You may not be old enough to have experienced Google Reader, but the beloved RSS feed reader was the perfect solution for ingesting news without all the noise. Just a bare-bones list of headlines curated by you, the reader.
What could be more useful material than subjects and items that you specify? It made the morning ritual a truly blissful habit.
But, seemingly just when you had the perfect amount of sources carefully categorized, Google announced it was discontinuing the service due to a declining user base. Business is business, and although Google cited dwindling interest, the audience actively using the service displayed utmost devotion.
I distinctly remember the feeling of despair in the waning moments of Google Reader. A sense of abandonment. You think I’m sensationalizing this? All hope was lost.
A product developed out of sheer necessity. A service that would put its arms around the hundreds of thousands of fallen souls to resurrect this once proud faction of netizens.
Ok, clearly sensationalizing. But still … Feedly was in existence prior to the Google Reader shut-down, however the once small platform instantly gained 500,000 new users in 2013 as a result. Having long since established itself as a premiere news aggregator since those early days, how does Feedly stack up nowadays with so many alternatives?
As an early adopter I had the ability to import all of my existing Google Reader feeds to Feedly, so I was instantly up an running. If you are just starting out from scratch, it is just a matter of either registering for an account or signing in with your existing Google profile.
From there you can choose from a collection of topics, search for sources or enter an exact RSS feed if you’re not finding what you’re looking for. Once you start adding sources, you can assign them to categories and begin to organize your news feed.
The News Feed
The viewing experience has always been buttery smooth and the content quick to load. These are rather important factors when choosing among similar apps, and Feedly absolutely perfects this immediacy. Along with function comes fashion, and there are several different layouts to choose from including Detect (based on the content being rendered), Title Only, List, Magazine and Cards.
Other cosmetic components include “Open Animation” (when tapping on articles), “Transition” (the style with which you navigate through your news feed) and “Theme” which is simply light or dark mode.
Feedly has a lot going for it. The overall minimal experience should not be confused with having a lack of bigness. Under the hood, users can connect to saving tools like Pocket, Evernote, etc. and assign favorite sharing methods. But one feature that Feedly has that many will appreciate is a desktop presence.
This alternative destination includes options to upgrade to paid tiers for unlocking some more business-focused features such as team collaboration and deeper third party integrations.
From a purely functional standpoint, it’s hard to find many other news readers to get me completely off of Feedly. But I sure as hell have tried. And there are a few main reasons for me test driving other apps.
The first being my indifference toward the aesthetics. One can’t really say Feedly is ugly, but it needs to be more modern or “materialized.” Which could be a result of my next item of agony and that is very infrequent updates.

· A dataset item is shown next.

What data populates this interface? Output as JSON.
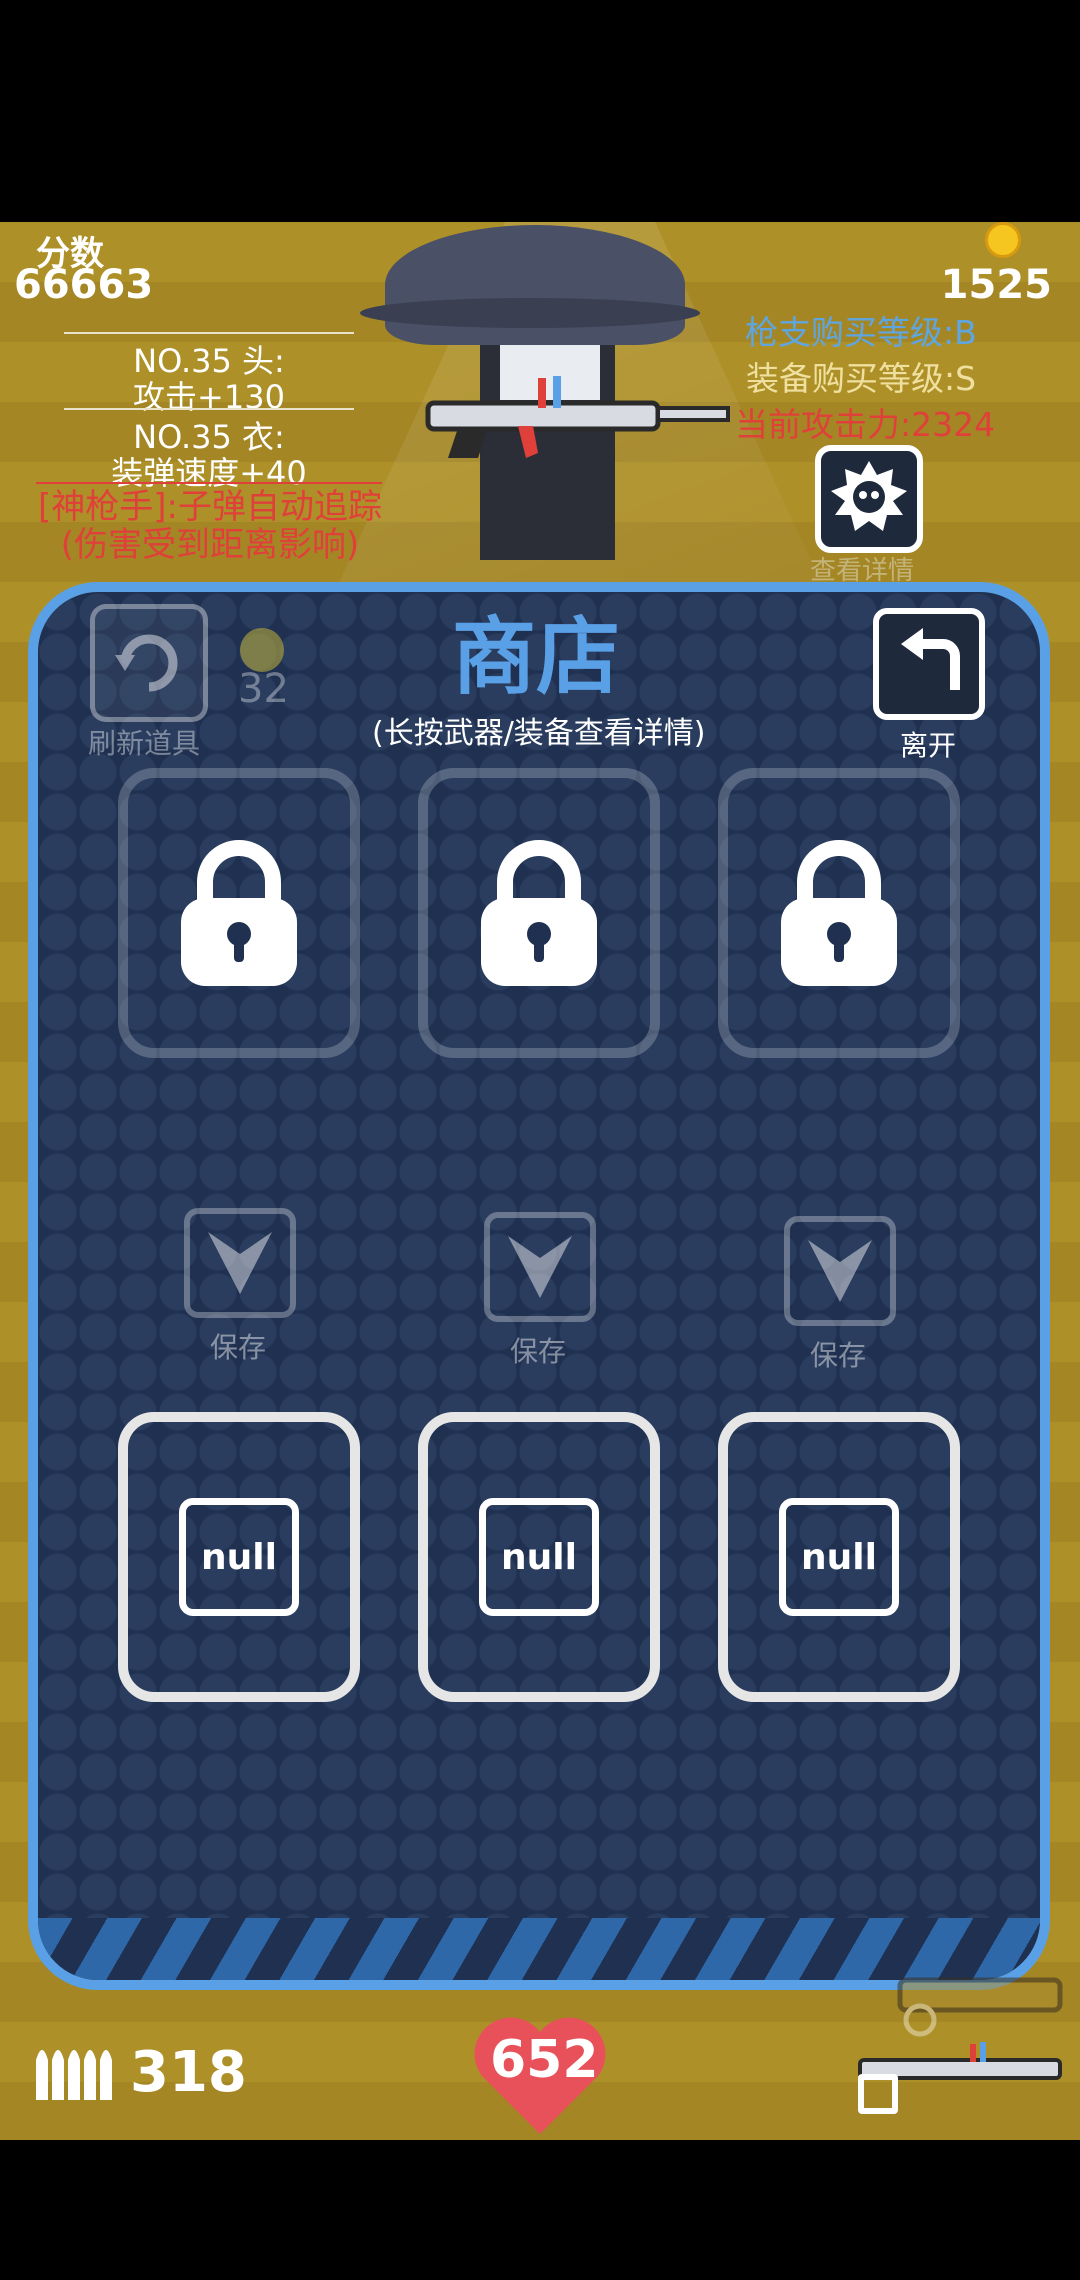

In their defense though, the team is currently undergoing a beta project in collaboration with users to gain feedback for upcoming app enhancements.
The main stickler, however, is the inability to search my entire news feed (sources) for a keyword or phrase.
The usefulness of that type of function cannot be understated. I have a slew of news in my face, but want to see if there is an article on, say, “Black Ops 4?” Well damn I should be able to pinpoint that.
A now-defunct app (taptu) had this feature and spoiled me. Although I typically have Feedly installed, I have definitely flirted with the likes of Palabre (Material Design and keyword search).
Always a Contender
Feedly does way more things right than wrong. It’s a solid performer and is not too bloated or distracting (ahem, Flipboard).
My dislikes are not deal-breakers and what some other readers might do better, just simply cannot compete with the speed at which I get my news within Feedly. Qualms aside, Feedly will most assuredly have a spot in my app rotation.